  • Linking Chronology, Culture History, and Culture Process in Moche Studies. (2015)
    DOCUMENT Citation Only Jeffrey Quilter.

    Revised chronologies affect our interpretations of cultural phenomena more than vice versa. This paper explores these issues in relation to the Moche. New dates suggest that the Moche phenomenon occurred later and ended later than previously thought and this is linked to a number of key issues in Andean culture history. The collapse of the Larco ceramic sequence is linked to the undermining of the concept of the Moche state and affects our concept of "Moche," in general. Particular attention...

  • Reassessing the Late Andean Period in the Moche Valley: the View from Cerro Huancha (2015)
    DOCUMENT Citation Only Alicia Boswell.

    In this paper I review the history of thinking about the Late Andean Period in the Moche Valley and present recent research from the site of Cerro Huancha, a large center located in a tributary of the Moche River in the chaupiyunga ecological niche.
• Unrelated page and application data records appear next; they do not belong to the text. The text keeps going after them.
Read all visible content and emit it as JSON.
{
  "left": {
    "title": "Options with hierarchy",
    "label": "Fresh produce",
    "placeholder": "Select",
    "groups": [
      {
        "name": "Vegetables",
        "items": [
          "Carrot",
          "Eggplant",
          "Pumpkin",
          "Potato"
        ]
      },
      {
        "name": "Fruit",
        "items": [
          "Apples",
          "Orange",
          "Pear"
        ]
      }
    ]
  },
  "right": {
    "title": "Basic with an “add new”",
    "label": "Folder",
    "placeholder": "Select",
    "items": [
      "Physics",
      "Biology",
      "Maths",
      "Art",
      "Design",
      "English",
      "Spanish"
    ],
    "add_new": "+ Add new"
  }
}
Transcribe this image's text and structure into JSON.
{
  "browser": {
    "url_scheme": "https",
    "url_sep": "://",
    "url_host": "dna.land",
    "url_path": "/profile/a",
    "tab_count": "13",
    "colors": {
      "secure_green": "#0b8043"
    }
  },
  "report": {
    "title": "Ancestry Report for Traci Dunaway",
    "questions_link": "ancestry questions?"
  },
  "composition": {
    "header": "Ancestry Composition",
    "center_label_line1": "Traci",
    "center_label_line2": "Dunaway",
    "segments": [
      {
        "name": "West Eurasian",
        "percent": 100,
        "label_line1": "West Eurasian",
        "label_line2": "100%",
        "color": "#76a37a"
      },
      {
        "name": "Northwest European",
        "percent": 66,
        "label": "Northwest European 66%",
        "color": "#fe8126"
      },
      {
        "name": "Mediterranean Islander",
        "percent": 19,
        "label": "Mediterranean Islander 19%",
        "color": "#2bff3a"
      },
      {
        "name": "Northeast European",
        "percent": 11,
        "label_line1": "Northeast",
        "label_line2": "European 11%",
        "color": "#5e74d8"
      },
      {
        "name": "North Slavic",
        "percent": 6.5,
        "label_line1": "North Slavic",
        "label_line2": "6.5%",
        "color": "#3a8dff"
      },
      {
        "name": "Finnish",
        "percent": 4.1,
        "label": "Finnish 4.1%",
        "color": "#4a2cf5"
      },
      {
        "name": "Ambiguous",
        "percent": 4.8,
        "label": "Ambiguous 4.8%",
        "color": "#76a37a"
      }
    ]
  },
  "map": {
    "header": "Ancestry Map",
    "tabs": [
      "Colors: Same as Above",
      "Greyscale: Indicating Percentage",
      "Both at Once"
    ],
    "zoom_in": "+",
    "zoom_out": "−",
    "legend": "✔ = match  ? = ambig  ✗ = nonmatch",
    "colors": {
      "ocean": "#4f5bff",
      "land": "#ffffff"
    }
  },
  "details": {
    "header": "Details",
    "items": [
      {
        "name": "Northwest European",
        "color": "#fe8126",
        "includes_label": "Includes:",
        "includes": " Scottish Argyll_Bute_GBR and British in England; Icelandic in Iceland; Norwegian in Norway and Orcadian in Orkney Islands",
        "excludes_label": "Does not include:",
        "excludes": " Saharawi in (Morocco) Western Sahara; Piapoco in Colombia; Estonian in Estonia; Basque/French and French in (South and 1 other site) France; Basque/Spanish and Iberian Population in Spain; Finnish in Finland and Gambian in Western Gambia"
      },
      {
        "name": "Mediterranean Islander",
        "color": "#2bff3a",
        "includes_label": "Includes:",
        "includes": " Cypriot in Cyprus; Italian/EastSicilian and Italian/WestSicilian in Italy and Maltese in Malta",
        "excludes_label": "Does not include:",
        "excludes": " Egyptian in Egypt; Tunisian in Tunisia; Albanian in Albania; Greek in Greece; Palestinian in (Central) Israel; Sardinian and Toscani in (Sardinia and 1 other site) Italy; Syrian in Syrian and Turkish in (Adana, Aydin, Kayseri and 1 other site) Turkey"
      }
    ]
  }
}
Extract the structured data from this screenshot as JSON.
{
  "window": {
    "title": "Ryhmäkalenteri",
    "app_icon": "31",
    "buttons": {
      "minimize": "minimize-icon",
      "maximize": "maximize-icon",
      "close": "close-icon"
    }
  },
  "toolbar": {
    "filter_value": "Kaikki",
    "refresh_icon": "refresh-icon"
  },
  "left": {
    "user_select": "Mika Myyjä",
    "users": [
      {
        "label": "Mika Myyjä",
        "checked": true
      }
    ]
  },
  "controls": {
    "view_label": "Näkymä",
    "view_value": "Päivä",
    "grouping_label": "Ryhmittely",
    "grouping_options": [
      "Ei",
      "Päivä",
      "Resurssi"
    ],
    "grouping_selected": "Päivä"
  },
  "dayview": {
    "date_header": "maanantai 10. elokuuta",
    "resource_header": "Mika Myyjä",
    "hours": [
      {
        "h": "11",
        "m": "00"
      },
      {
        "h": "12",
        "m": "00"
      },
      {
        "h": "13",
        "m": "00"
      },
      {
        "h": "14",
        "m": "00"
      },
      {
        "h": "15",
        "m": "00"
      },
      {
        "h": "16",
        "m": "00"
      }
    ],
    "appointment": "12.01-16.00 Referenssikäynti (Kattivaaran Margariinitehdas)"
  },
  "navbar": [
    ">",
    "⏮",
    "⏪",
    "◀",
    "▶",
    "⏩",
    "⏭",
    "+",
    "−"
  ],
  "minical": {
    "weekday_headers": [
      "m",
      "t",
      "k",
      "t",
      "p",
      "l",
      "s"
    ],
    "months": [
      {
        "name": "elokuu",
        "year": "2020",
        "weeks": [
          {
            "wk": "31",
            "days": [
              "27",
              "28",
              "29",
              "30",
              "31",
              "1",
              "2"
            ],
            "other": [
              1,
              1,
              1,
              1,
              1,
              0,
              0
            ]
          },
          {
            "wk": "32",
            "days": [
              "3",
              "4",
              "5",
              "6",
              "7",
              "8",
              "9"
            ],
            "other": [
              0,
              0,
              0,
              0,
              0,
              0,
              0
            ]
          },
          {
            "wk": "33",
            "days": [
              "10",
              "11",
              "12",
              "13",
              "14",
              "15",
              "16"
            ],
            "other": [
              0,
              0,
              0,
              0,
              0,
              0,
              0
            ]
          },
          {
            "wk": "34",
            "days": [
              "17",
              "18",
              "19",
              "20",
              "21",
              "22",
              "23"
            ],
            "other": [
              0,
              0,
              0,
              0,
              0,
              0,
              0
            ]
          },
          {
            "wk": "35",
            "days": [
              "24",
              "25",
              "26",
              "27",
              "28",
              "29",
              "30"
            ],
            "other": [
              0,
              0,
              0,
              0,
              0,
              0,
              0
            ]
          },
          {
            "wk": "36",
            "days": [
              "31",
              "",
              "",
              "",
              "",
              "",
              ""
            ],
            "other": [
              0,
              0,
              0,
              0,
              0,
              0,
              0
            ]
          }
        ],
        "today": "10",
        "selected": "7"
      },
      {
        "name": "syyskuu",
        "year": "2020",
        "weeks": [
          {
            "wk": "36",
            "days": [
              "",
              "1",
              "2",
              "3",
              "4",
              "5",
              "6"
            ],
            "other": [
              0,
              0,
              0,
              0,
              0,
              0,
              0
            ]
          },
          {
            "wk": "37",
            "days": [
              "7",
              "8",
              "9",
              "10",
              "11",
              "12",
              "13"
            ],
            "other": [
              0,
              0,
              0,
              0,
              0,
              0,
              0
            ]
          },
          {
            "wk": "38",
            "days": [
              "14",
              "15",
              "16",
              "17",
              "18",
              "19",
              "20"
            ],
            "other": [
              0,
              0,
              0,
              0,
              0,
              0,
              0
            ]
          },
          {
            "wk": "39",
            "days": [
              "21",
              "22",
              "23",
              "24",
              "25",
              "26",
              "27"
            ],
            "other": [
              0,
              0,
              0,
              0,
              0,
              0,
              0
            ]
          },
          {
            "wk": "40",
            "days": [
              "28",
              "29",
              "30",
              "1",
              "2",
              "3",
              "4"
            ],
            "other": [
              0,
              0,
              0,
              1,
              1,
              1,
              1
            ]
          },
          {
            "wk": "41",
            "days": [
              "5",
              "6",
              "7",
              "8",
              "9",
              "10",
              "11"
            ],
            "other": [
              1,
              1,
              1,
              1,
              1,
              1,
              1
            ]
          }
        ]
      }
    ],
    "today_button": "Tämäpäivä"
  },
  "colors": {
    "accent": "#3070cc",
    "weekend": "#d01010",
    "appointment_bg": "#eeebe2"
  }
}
Encompassing the duration of the Inca and Chimu Empires, AD 1000 – 1532, the Late Andean Period was a time of change in political power and Cerro Huancha provides insight to how these two empires administered and interacted with populations in the...

  • Southern Moche Politics Reevaluated: The Reconciliation of Relative (ceramic chronologies) and Absolute (radiocarbon) Dates. (2015)
    DOCUMENT Citation Only Michele Koons.

    Recently I performed a reevaluation of published radiocarbon dates for the Moche culture (200-900 AD). I only considered 14C samples obtained from short-lived plant materials found in association with "datable" ceramics (Moche I-V, and Early, Middle, and Late Moche). The purpose was to test the validity of the relative ceramic chronologies in each valley against absolute dates. For this paper, using Bayesian analysis I compare the well contextualized Moche dates from the Chicama Valley to...

  • To Live and Die in the City: Investigations of Health at the Huacas de Moche (2015)
    DOCUMENT Citation Only Celeste Gagnon.

    During the last two decades of work at the Huacas de Moche site a large number of human interments have been excavated. Although the remains of human sacrificial victims have been well studied, those buried as part of the daily course of events at the site have received less attention. Yet, if we are to understand how the Southern Moche Polity developed, thrived, and ultimately declined, then we must investigate the everyday lives of the women, men and children who were the polity. In this paper...